Persepolis (Old Persian Pârsa, modern Takht-e Jamshid): Greek name of one of the capitals of the ancient Achaemenid Empire, founded by king Darius the Great (r.522-486 BCE). There were several satellite sites, Naqš-e Rustam and Takht-e Rustam.
The eastern stairs of the Apadana at Persepolis show a large procession of people bringing tribute to the Achaemenid king. The beautiful reliefs were designed in the last decade of the sixth century, and perhaps executed by Yaunâ artists. We are allowed to identify the king with Darius I the Great (r.522-486), but we can also say that this relief is an idealization; the king who receives the presents is not a particular ruler, but an embodiment of Persian rule. As such, it could be copied on the northern stairs.

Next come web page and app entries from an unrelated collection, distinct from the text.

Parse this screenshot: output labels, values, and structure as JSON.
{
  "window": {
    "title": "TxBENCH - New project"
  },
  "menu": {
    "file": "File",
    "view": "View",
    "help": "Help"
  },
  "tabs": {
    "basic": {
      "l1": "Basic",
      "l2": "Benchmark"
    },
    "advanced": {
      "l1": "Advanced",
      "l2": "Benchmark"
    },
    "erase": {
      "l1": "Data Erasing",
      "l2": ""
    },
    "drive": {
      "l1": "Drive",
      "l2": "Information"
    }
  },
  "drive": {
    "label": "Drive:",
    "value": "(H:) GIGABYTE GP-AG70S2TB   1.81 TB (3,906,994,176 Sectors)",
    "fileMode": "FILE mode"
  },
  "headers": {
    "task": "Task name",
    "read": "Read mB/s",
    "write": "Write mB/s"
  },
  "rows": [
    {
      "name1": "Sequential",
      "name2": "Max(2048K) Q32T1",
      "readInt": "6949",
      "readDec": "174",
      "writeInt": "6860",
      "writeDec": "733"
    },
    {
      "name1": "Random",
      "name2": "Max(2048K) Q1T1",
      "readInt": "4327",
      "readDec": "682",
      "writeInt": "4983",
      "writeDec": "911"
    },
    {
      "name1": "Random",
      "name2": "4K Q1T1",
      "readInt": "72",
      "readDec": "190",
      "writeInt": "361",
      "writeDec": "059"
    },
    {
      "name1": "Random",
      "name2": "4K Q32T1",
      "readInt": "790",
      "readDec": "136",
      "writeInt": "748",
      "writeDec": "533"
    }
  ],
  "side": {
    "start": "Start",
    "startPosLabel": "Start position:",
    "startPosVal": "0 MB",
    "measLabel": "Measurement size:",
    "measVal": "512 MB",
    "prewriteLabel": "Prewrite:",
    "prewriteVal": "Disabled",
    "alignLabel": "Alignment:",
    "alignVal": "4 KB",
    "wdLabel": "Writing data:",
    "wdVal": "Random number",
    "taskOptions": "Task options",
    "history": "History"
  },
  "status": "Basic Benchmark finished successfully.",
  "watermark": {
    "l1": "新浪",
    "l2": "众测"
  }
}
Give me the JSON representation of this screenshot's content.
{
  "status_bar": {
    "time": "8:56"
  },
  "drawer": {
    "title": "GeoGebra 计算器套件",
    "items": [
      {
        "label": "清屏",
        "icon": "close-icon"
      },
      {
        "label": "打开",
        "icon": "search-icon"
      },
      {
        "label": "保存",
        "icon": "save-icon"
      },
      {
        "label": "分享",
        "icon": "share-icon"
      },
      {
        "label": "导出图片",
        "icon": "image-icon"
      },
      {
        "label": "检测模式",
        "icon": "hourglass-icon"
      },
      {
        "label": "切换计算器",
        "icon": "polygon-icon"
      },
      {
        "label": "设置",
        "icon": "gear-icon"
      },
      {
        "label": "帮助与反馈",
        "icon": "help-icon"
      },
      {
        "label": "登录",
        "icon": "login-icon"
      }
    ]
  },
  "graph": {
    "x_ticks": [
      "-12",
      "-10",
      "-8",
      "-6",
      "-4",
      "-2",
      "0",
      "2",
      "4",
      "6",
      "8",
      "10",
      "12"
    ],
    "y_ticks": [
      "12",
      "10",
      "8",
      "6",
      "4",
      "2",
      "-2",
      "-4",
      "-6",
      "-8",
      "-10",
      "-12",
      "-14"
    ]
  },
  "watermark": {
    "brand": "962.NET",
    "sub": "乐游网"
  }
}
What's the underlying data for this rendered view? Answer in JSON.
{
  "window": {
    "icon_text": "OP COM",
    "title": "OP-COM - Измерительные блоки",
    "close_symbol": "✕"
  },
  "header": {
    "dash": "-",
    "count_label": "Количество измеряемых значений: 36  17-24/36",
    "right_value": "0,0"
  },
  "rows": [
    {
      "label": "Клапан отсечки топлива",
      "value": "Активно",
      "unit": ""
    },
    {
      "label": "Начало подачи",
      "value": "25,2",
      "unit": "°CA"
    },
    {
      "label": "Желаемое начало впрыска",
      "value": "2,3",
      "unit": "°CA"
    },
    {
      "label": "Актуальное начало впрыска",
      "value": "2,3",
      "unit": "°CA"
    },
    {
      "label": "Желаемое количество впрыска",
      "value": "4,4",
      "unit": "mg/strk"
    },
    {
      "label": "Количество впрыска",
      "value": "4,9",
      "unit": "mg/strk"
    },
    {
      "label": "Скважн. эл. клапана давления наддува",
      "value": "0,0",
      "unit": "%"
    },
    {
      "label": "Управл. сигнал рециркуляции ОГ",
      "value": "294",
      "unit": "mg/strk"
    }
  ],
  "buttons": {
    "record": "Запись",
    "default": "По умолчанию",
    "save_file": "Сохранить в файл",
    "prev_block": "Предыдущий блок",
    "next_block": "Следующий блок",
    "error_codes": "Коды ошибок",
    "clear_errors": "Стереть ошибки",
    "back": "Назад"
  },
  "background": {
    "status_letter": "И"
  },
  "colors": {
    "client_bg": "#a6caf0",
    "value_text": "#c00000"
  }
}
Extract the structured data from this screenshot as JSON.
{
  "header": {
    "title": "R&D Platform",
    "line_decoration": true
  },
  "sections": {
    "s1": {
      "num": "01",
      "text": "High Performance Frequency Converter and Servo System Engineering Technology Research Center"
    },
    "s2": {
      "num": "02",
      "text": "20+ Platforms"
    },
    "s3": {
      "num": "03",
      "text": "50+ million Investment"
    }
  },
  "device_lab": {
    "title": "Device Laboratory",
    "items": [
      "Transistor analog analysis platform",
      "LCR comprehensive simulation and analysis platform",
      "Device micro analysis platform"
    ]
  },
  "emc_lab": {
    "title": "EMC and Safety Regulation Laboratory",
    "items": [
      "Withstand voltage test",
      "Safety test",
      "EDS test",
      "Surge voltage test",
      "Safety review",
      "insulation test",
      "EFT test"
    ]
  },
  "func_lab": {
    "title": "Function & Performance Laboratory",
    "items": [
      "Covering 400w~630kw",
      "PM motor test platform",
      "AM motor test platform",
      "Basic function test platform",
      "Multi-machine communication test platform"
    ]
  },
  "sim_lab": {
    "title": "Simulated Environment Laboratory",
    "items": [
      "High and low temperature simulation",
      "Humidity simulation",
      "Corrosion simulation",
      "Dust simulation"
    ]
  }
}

On the wall next to the stairs, the tribute bearers are represented. It is almost a miracle that these stairs have survived the fire of Persepolis organized by Alexander the Great in 330. BCE Here are some portraits of the people living in Darius' kingdom. (The Medes are not represented on the Apadana East Stairs but on the Tripylon wall.)